### What you need to do:
Copy the data word for word, keeping every line.

:: Data to examine ::

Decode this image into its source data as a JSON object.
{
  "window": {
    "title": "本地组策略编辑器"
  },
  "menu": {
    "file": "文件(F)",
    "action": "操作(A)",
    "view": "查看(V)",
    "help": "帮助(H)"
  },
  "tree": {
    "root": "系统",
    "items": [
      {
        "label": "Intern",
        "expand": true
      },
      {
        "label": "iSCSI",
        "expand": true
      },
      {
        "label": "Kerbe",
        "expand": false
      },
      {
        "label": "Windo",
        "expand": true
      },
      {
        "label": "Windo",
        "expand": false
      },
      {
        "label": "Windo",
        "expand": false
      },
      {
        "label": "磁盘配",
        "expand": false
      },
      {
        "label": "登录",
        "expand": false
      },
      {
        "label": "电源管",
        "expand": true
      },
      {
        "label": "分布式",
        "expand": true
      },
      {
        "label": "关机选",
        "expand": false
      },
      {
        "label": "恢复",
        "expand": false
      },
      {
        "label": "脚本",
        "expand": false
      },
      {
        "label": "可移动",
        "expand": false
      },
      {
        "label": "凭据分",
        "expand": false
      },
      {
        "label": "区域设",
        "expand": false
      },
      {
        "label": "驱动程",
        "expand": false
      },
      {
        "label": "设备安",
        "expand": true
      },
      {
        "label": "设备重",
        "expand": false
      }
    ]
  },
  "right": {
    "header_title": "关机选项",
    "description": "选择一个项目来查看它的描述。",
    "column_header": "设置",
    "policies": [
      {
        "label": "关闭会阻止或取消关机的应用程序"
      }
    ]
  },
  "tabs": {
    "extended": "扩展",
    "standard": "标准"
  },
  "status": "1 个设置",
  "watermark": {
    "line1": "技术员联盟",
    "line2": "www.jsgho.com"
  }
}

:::

### Completed task:
Decode this image into its source data as a JSON object.
{
  "window": {
    "title": "本地组策略编辑器"
  },
  "menu": {
    "file": "文件(F)",
    "action": "操作(A)",
    "view": "查看(V)",
    "help": "帮助(H)"
  },
  "tree": {
    "root": "系统",
    "items": [
      {
        "label": "Intern",
        "expand": true
      },
      {
        "label": "iSCSI",
        "expand": true
      },
      {
        "label": "Kerbe",
        "expand": false
      },
      {
        "label": "Windo",
        "expand": true
      },
      {
        "label": "Windo",
        "expand": false
      },
      {
        "label": "Windo",
        "expand": false
      },
      {
        "label": "磁盘配",
        "expand": false
      },
      {
        "label": "登录",
        "expand": false
      },
      {
        "label": "电源管",
        "expand": true
      },
      {
        "label": "分布式",
        "expand": true
      },
      {
        "label": "关机选",
        "expand": false
      },
      {
        "label": "恢复",
        "expand": false
      },
      {
        "label": "脚本",
        "expand": false
      },
      {
        "label": "可移动",
        "expand": false
      },
      {
        "label": "凭据分",
        "expand": false
      },
      {
        "label": "区域设",
        "expand": false
      },
      {
        "label": "驱动程",
        "expand": false
      },
      {
        "label": "设备安",
        "expand": true
      },
      {
        "label": "设备重",
        "expand": false
      }
    ]
  },
  "right": {
    "header_title": "关机选项",
    "description": "选择一个项目来查看它的描述。",
    "column_header": "设置",
    "policies": [
      {
        "label": "关闭会阻止或取消关机的应用程序"
      }
    ]
  },
  "tabs": {
    "extended": "扩展",
    "standard": "标准"
  },
  "status": "1 个设置",
  "watermark": {
    "line1": "技术员联盟",
    "line2": "www.jsgho.com"
  }
}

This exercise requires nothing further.